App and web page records

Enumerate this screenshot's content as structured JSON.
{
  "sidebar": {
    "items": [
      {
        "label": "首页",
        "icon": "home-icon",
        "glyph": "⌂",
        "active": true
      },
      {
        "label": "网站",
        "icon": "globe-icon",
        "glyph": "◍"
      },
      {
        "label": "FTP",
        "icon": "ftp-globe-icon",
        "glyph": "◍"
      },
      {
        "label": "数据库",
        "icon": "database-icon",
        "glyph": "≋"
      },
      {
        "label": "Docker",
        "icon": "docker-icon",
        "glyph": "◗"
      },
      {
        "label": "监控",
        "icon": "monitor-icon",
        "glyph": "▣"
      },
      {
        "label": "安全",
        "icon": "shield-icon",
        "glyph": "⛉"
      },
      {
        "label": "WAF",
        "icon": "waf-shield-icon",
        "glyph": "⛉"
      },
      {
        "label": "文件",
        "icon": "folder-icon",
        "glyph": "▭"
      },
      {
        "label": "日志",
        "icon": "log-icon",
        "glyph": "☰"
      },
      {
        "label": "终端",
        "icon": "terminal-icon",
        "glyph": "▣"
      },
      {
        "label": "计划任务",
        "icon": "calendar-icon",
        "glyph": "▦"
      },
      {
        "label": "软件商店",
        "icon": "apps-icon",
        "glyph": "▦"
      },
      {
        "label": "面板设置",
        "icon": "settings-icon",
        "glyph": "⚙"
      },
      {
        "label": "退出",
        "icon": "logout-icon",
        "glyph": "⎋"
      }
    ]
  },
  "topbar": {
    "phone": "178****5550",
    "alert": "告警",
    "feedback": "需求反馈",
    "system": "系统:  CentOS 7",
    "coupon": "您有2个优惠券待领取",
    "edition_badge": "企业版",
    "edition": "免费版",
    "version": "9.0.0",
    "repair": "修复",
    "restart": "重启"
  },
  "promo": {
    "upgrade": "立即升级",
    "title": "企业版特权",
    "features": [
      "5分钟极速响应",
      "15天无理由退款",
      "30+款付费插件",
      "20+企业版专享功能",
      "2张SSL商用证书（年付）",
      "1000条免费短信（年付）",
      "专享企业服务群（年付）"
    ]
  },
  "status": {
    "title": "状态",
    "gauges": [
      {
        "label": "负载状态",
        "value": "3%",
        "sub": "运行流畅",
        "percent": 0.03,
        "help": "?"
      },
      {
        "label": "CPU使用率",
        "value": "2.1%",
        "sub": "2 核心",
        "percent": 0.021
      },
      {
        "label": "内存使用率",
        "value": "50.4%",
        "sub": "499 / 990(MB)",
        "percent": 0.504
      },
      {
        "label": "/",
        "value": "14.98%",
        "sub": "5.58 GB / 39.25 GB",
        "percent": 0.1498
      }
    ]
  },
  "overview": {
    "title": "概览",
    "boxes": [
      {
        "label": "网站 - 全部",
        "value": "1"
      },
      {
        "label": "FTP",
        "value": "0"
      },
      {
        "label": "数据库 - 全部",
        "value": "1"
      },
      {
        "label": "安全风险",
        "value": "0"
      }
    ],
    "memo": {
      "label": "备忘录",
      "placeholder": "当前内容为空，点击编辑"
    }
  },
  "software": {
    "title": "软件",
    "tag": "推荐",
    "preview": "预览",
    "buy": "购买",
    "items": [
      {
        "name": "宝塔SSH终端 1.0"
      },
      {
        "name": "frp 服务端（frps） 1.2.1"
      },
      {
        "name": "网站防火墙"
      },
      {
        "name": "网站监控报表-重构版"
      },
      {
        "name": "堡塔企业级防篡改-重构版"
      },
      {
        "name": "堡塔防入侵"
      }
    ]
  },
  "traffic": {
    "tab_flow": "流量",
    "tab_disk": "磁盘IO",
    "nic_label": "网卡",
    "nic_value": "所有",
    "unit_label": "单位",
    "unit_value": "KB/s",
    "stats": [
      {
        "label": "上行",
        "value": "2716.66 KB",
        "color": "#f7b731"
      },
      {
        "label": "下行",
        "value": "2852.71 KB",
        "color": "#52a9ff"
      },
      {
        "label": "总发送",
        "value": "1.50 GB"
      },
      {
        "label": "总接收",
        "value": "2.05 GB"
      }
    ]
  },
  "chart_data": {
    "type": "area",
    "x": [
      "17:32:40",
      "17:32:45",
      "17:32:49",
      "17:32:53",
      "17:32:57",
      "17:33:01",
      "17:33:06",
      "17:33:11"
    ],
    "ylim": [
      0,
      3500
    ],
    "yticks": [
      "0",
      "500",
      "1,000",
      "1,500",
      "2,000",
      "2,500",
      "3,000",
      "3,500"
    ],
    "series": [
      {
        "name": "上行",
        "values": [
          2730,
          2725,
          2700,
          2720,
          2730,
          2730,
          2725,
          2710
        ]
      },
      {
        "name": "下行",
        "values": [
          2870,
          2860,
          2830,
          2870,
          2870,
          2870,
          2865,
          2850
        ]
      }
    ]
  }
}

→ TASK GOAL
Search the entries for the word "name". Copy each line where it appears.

→ ANSWER TO THIS EXERCISE
        "name": "宝塔SSH终端 1.0"
        "name": "frp 服务端（frps） 1.2.1"
        "name": "网站防火墙"
        "name": "网站监控报表-重构版"
        "name": "堡塔企业级防篡改-重构版"
        "name": "堡塔防入侵"
        "name": "上行",
        "name": "下行",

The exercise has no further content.